through the influence of the environment and through the influence of
the predominant use or permanent disuse of any organ are preserved
through reproduction.
Modern biology proved both
‘laws’ to be wrong.
Spontaneous origin of simple
life forms
The rise of Geology
Georges Cuvier (1769-1832)
founded palaeontology and comparative anatomy.
His work on fossil elephants (mammoths) convinced him that
species get extinct.
He explained extinction from the theory of catastrophism.
His discovery of the remains of Pterodactylus and Mosasaurus
convinced him that they were older than 6000 years.
He was sceptical about evolutionary theories.
Charles Lyell (1797-1875)
expounded the principle of uniformitarianism, holding that the same
geological processes operated in the past as in the present:
The present is the key to the past.
He rejected the theory of catastrophism and supported Darwin’s
view on evolution.
Alfred Russel Wallace (1823-1913)
Travelled through the Amazon rainforest and the Malayan
Developed in parallel with Darwin the concept of gradually evolving
species: Every species has come into existence coincident both in
space and time with a pre-existing closely allied species.
In 1958 he and Darwin presented their views on evolution in a joint
meeting of the Linnean Society of London.

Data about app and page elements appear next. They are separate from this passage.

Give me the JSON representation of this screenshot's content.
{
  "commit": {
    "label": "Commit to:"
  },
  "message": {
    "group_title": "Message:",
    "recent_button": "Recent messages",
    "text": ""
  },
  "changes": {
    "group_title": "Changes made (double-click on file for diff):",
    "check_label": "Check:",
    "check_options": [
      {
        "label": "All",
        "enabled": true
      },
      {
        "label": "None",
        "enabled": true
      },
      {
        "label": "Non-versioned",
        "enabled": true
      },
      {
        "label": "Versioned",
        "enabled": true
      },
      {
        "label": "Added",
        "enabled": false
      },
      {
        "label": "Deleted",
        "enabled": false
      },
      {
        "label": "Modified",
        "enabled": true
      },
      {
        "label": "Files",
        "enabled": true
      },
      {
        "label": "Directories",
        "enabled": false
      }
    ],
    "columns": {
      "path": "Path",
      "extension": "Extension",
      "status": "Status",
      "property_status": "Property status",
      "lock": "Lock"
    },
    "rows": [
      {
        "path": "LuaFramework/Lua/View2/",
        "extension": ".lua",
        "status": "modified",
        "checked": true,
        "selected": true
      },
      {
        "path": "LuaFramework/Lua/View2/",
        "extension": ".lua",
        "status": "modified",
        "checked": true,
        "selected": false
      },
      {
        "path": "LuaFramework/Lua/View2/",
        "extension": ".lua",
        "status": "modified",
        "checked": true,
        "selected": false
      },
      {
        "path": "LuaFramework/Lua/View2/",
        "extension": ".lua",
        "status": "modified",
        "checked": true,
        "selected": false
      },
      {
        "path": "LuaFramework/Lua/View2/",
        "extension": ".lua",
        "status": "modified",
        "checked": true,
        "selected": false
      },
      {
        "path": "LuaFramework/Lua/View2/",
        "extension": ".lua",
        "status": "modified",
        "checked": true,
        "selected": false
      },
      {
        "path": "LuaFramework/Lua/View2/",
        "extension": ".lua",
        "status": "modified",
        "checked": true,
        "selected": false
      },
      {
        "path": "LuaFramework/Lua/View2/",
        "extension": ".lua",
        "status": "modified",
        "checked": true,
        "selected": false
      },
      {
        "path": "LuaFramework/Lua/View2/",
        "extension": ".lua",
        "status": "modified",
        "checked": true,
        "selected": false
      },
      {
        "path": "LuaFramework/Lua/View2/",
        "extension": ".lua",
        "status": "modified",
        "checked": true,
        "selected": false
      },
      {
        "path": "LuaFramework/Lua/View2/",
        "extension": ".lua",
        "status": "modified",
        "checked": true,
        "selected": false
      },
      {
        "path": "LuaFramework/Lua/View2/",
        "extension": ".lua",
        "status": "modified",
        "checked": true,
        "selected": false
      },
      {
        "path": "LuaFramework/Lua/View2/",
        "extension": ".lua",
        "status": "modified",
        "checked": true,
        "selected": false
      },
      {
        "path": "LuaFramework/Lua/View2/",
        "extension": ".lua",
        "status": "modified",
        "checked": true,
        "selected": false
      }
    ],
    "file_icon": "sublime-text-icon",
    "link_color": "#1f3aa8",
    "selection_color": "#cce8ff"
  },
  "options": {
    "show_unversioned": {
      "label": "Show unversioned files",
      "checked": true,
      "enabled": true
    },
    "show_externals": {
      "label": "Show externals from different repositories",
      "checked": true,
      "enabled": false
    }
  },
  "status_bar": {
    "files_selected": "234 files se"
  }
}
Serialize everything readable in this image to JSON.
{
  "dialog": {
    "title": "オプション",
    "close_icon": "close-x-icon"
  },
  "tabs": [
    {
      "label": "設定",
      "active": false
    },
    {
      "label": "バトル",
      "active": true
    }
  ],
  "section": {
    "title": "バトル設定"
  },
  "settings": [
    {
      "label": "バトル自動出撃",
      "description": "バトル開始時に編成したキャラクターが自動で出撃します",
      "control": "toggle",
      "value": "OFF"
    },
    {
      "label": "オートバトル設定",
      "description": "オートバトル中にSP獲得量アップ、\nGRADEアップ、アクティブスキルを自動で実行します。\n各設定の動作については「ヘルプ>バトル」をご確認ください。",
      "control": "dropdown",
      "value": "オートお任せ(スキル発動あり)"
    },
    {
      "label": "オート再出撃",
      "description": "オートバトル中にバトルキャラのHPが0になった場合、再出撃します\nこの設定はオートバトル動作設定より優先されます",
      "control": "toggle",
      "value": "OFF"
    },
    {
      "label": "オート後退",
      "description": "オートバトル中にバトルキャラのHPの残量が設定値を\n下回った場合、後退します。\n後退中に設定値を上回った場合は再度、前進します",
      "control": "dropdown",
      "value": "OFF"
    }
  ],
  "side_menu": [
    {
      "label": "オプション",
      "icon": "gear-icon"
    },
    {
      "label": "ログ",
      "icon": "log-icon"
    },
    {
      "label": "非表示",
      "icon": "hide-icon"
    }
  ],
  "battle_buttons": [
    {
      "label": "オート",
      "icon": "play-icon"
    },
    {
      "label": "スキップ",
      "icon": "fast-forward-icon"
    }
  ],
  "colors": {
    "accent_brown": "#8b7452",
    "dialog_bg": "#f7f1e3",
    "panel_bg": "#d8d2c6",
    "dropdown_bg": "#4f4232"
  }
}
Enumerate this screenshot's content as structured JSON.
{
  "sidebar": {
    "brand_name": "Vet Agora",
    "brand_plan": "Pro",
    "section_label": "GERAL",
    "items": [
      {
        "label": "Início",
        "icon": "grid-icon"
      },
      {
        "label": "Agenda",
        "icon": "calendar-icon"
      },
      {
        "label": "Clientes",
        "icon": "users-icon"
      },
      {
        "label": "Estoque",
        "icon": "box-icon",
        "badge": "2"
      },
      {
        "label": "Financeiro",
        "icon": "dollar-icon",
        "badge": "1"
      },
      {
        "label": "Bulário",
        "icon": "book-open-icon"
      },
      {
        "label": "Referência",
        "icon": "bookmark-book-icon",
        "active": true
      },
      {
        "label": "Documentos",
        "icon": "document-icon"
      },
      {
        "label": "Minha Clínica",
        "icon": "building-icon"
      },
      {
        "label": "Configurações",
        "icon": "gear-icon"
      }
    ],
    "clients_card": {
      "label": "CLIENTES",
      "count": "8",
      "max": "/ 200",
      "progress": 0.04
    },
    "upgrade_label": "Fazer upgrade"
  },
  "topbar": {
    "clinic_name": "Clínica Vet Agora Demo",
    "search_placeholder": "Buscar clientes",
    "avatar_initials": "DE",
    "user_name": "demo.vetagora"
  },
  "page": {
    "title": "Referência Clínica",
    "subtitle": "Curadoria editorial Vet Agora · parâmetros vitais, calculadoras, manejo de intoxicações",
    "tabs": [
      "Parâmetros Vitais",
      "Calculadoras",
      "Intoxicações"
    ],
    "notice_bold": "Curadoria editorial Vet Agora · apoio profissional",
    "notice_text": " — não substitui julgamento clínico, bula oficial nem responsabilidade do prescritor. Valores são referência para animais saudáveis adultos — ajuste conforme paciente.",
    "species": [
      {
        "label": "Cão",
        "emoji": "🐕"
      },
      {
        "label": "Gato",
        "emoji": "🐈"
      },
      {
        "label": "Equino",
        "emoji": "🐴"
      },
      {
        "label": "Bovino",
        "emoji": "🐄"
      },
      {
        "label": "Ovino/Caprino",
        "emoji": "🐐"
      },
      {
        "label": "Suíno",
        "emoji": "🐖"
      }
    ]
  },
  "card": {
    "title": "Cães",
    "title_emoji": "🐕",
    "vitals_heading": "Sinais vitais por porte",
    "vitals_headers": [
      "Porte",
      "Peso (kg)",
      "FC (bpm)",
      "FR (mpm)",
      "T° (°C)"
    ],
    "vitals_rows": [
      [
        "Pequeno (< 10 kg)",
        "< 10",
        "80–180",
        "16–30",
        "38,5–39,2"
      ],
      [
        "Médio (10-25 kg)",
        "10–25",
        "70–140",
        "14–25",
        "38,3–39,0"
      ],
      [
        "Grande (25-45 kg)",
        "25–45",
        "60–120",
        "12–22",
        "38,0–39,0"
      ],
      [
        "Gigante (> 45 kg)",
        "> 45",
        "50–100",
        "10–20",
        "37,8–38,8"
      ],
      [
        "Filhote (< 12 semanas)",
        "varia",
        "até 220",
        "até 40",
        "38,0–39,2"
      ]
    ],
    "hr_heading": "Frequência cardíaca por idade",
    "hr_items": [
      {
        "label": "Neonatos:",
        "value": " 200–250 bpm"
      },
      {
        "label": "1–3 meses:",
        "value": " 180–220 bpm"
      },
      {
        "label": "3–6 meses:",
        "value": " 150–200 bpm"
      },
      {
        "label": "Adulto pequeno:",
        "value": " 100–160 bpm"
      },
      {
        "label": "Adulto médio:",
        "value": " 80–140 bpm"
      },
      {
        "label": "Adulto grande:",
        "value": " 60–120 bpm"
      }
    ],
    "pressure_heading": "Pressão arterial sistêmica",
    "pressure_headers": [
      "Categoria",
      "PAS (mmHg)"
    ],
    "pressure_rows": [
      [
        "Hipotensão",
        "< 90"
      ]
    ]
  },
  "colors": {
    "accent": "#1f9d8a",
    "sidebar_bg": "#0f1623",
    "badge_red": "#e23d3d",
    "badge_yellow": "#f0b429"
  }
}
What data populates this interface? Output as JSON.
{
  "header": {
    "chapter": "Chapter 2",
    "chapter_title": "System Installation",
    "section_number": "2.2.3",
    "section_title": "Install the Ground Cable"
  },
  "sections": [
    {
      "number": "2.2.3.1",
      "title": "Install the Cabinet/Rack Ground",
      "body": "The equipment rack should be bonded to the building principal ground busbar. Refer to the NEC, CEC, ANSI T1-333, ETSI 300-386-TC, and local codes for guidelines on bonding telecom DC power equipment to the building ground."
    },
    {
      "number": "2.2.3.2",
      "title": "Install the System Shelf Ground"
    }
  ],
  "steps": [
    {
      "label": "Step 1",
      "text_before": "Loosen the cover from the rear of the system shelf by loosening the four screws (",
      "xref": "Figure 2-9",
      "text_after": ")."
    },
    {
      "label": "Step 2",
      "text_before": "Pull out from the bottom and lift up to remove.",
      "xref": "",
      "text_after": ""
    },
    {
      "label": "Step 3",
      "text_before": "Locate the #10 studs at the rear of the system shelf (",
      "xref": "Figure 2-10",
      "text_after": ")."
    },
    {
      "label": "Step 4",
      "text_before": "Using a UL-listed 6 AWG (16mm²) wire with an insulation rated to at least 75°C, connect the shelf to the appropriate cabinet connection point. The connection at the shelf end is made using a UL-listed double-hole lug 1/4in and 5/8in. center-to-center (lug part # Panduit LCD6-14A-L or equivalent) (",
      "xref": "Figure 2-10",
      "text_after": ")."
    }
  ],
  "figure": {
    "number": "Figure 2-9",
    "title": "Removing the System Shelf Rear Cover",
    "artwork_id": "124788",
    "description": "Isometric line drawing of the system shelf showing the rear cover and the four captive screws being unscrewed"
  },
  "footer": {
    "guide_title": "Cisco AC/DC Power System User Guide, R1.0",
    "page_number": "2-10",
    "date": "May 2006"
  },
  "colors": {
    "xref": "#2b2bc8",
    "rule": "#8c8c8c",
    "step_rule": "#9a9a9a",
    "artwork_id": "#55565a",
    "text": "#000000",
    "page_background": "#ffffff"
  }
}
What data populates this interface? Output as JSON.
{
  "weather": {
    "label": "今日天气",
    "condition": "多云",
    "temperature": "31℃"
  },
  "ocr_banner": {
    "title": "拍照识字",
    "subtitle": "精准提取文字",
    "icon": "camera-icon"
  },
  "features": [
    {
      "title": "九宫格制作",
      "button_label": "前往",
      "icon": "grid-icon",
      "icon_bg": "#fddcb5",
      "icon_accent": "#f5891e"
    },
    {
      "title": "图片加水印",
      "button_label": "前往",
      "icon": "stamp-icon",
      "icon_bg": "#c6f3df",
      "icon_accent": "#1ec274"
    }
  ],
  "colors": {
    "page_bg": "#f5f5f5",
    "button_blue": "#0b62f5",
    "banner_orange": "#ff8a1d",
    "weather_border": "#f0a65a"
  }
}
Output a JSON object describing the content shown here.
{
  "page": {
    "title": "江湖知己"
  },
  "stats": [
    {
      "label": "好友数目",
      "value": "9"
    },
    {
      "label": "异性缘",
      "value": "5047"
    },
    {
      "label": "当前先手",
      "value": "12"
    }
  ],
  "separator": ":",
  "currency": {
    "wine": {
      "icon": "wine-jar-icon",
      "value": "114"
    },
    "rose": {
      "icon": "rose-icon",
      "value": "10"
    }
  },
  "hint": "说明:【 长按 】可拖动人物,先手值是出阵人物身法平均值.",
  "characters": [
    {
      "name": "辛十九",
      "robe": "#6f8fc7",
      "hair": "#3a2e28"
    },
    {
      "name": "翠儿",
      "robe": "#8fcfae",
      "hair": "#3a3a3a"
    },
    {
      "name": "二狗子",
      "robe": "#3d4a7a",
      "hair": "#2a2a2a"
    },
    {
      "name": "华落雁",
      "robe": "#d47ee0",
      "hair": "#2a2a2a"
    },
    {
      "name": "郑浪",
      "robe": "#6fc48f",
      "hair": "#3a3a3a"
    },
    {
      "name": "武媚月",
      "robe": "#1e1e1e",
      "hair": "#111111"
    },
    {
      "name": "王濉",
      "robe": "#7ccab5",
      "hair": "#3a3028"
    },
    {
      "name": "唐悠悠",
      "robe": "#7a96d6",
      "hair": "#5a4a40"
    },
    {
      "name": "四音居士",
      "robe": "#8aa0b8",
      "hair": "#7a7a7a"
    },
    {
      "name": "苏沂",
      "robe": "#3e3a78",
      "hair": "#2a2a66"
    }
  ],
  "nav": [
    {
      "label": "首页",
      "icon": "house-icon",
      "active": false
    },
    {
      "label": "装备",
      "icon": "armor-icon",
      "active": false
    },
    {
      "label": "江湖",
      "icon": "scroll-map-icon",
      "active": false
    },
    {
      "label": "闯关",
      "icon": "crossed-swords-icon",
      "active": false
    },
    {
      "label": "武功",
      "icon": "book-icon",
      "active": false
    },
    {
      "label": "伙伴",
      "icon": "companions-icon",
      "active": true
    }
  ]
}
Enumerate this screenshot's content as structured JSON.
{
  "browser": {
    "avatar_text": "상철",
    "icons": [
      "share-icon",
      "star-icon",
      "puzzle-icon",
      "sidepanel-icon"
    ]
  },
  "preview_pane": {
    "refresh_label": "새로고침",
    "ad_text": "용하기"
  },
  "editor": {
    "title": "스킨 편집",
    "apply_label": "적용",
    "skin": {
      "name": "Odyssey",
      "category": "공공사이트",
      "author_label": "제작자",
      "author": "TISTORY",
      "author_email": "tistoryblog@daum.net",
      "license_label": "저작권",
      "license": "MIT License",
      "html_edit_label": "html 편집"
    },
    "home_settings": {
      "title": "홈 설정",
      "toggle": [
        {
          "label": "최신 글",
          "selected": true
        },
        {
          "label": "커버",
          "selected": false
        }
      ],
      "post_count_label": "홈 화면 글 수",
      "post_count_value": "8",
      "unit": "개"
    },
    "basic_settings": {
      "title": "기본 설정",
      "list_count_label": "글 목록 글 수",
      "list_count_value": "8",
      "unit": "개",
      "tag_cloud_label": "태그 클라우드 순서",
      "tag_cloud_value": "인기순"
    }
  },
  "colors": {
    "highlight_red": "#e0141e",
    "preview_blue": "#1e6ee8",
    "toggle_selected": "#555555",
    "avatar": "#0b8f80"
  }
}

Charles Robert Darwin (1809-1882)
The voyage of the Beagle (1831-1836)
Comparative beak sizes of Darwin finches
tortoise Harriet
(ca 1830-2006)
Population growth and resources
The principle of population
Food production
Thomas Robert Malthus
Malthus thought that
population growth is a geometric process and
food production a linear.
Today we know that population growth is an
exponential process.
Food availability is more or less constant.
From this conclusion Darwin took his principle of the ‘struggle for existence’:
The number of progenies exceeds the capacity (the amount of resources).
Only some individuals survive.
Surviving probabilities differ due to inherited individual variability.
Darwin’s theory of evolution
Changes of proportions are
caused by differential
survival and reproduction
of individuals due to their
natural variation (natural
Differentialial survival and reproduction
means that individuals are differentially
adapted to their environment.
The cumulation of different adaptations
causes the split of lineages.
Variation is hereditary
Evolution occurs by change in
the proportion of individuals D
that carry certain characters
(population level)
Lineages that do not
reach the top represent
extinct lineages
Extinction results from
interspecific competition
Each node represents
a common ancestor of
the lineages above
Character change is a
gradual process
The same evolutionary mechanisms
work at all taxonomic level
Characters of lineages
change over time
All species in a focal evolutionary
tree have a common ancestor
Basic questions of evolutionary research
Does evolution proceed directional
(orthogenesis) or is it a blind process?
Are lineages optimally adapted?
Can adaptations
be acquired?
How do
Do different
processes operate
at different
taxonomic levels?
What is variation?
(material basis)
How common are
speciation and
Are nodes always
How fast do
change? (tempo
of evolution)
Is evolution saltatorial?
Are there ‘hopeful monsters’?
(mode of evolution)
Can we identify common
Are there evolutionary
brushes, networks, or rings ?
From: University of California Museum of Paleontology
The voyage of
the MS Beagle
The origin of
of plants and
General literature
Darwin Ch. 1859. The origin of species by means of natural selection, or the
preservation of favored races in the struggle for life.
The voyage of the Beagle.
Platon. Timaios.
Aristoteles. De Anima.
Immanuel Kant. Allgemeine Naturgeschichte und Theorie des Himmels.
Today’s literature
Evolution. Selected papers and commentary.
A concise history of evolutionary theories since Darwin.
History of Science.
Some biographies.